» **Exercise aim**:
Every record is to be printed exactly as written; pictures are to be omitted.

Dataset rows for apps and sites:
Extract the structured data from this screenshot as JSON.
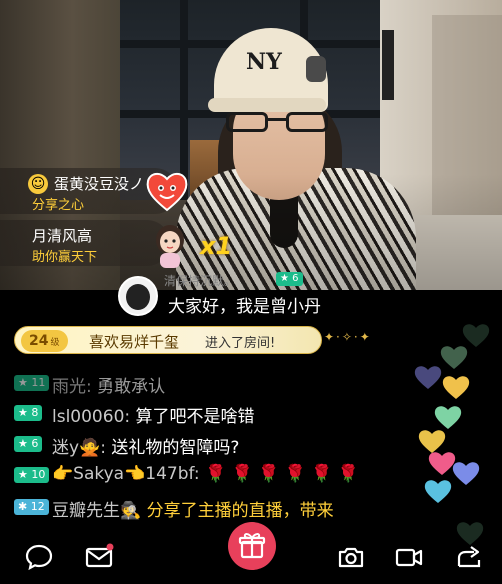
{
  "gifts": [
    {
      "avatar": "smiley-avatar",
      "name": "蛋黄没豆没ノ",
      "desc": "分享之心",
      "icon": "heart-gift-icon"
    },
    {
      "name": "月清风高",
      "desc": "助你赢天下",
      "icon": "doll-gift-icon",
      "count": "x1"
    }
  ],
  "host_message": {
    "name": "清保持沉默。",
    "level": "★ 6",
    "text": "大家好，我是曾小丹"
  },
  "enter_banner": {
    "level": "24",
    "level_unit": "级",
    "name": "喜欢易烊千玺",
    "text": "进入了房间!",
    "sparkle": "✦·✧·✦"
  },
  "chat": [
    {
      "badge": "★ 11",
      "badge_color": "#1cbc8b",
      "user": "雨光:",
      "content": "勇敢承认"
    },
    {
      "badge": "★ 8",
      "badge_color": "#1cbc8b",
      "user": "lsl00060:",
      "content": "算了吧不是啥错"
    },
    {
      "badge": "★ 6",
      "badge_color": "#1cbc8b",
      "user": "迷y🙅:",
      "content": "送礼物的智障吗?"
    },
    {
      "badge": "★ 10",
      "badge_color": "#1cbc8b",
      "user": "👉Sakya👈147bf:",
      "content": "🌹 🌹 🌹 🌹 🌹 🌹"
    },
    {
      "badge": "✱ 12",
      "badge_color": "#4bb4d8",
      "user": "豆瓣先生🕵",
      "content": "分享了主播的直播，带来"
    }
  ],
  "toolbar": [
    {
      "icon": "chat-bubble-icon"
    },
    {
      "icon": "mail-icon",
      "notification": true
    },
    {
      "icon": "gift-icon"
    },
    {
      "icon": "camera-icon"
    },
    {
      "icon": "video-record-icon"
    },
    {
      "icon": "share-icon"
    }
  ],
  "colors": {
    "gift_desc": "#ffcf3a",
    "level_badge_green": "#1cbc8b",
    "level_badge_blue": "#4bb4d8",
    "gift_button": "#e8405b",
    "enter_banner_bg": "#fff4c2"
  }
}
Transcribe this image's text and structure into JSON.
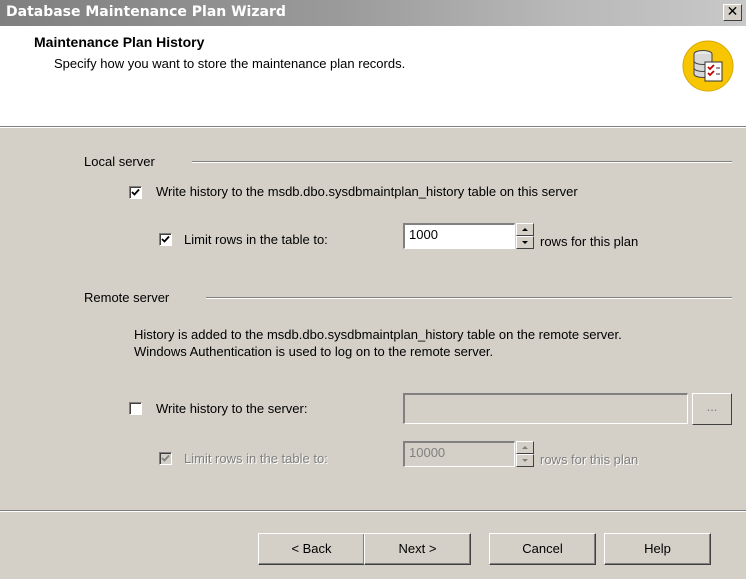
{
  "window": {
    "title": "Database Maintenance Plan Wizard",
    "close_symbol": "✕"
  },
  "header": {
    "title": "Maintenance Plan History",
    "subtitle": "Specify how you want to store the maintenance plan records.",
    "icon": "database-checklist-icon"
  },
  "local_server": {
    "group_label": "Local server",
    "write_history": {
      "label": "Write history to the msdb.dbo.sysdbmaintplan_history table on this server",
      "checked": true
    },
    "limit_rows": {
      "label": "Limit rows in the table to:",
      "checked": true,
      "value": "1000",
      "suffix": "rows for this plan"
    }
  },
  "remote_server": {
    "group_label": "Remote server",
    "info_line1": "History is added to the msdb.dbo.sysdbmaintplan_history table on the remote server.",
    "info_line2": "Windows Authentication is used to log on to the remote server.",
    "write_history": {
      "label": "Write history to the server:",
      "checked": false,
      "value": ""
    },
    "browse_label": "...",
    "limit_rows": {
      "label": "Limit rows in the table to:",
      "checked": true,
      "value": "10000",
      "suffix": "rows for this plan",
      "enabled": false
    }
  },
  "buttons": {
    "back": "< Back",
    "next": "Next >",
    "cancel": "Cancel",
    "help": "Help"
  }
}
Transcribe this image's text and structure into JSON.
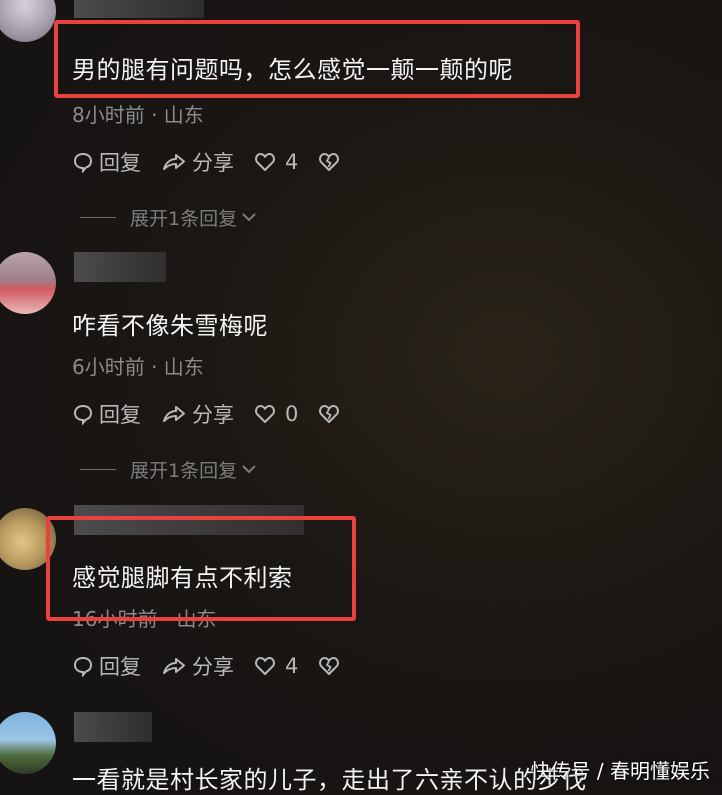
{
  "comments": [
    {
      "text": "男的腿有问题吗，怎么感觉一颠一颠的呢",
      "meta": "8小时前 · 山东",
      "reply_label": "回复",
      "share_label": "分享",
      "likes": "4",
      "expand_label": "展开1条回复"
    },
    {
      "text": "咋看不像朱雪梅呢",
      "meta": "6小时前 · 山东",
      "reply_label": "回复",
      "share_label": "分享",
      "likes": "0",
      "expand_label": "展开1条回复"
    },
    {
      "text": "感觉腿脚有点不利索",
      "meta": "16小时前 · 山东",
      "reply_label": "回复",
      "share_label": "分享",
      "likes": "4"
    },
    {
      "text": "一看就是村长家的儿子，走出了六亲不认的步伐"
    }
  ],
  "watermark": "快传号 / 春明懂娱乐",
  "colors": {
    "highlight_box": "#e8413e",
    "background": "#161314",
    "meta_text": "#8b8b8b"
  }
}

» **The completed task**:
Extract the structured data from this screenshot as JSON.
{
  "gifts": [
    {
      "avatar": "smiley-avatar",
      "name": "蛋黄没豆没ノ",
      "desc": "分享之心",
      "icon": "heart-gift-icon"
    },
    {
      "name": "月清风高",
      "desc": "助你赢天下",
      "icon": "doll-gift-icon",
      "count": "x1"
    }
  ],
  "host_message": {
    "name": "清保持沉默。",
    "level": "★ 6",
    "text": "大家好，我是曾小丹"
  },
  "enter_banner": {
    "level": "24",
    "level_unit": "级",
    "name": "喜欢易烊千玺",
    "text": "进入了房间!",
    "sparkle": "✦·✧·✦"
  },
  "chat": [
    {
      "badge": "★ 11",
      "badge_color": "#1cbc8b",
      "user": "雨光:",
      "content": "勇敢承认"
    },
    {
      "badge": "★ 8",
      "badge_color": "#1cbc8b",
      "user": "lsl00060:",
      "content": "算了吧不是啥错"
    },
    {
      "badge": "★ 6",
      "badge_color": "#1cbc8b",
      "user": "迷y🙅:",
      "content": "送礼物的智障吗?"
    },
    {
      "badge": "★ 10",
      "badge_color": "#1cbc8b",
      "user": "👉Sakya👈147bf:",
      "content": "🌹 🌹 🌹 🌹 🌹 🌹"
    },
    {
      "badge": "✱ 12",
      "badge_color": "#4bb4d8",
      "user": "豆瓣先生🕵",
      "content": "分享了主播的直播，带来"
    }
  ],
  "toolbar": [
    {
      "icon": "chat-bubble-icon"
    },
    {
      "icon": "mail-icon",
      "notification": true
    },
    {
      "icon": "gift-icon"
    },
    {
      "icon": "camera-icon"
    },
    {
      "icon": "video-record-icon"
    },
    {
      "icon": "share-icon"
    }
  ],
  "colors": {
    "gift_desc": "#ffcf3a",
    "level_badge_green": "#1cbc8b",
    "level_badge_blue": "#4bb4d8",
    "gift_button": "#e8405b",
    "enter_banner_bg": "#fff4c2"
  }
}
Transcribe this image's text and structure into JSON.
{
  "window": {
    "title": "Database Maintenance Plan Wizard",
    "close_symbol": "✕"
  },
  "header": {
    "title": "Maintenance Plan History",
    "subtitle": "Specify how you want to store the maintenance plan records.",
    "icon": "database-checklist-icon"
  },
  "local_server": {
    "group_label": "Local server",
    "write_history": {
      "label": "Write history to the msdb.dbo.sysdbmaintplan_history table on this server",
      "checked": true
    },
    "limit_rows": {
      "label": "Limit rows in the table to:",
      "checked": true,
      "value": "1000",
      "suffix": "rows for this plan"
    }
  },
  "remote_server": {
    "group_label": "Remote server",
    "info_line1": "History is added to the msdb.dbo.sysdbmaintplan_history table on the remote server.",
    "info_line2": "Windows Authentication is used to log on to the remote server.",
    "write_history": {
      "label": "Write history to the server:",
      "checked": false,
      "value": ""
    },
    "browse_label": "...",
    "limit_rows": {
      "label": "Limit rows in the table to:",
      "checked": true,
      "value": "10000",
      "suffix": "rows for this plan",
      "enabled": false
    }
  },
  "buttons": {
    "back": "< Back",
    "next": "Next >",
    "cancel": "Cancel",
    "help": "Help"
  }
}
Transcribe this image's text and structure into JSON.
{
  "comments": [
    {
      "text": "男的腿有问题吗，怎么感觉一颠一颠的呢",
      "meta": "8小时前 · 山东",
      "reply_label": "回复",
      "share_label": "分享",
      "likes": "4",
      "expand_label": "展开1条回复"
    },
    {
      "text": "咋看不像朱雪梅呢",
      "meta": "6小时前 · 山东",
      "reply_label": "回复",
      "share_label": "分享",
      "likes": "0",
      "expand_label": "展开1条回复"
    },
    {
      "text": "感觉腿脚有点不利索",
      "meta": "16小时前 · 山东",
      "reply_label": "回复",
      "share_label": "分享",
      "likes": "4"
    },
    {
      "text": "一看就是村长家的儿子，走出了六亲不认的步伐"
    }
  ],
  "watermark": "快传号 / 春明懂娱乐",
  "colors": {
    "highlight_box": "#e8413e",
    "background": "#161314",
    "meta_text": "#8b8b8b"
  }
}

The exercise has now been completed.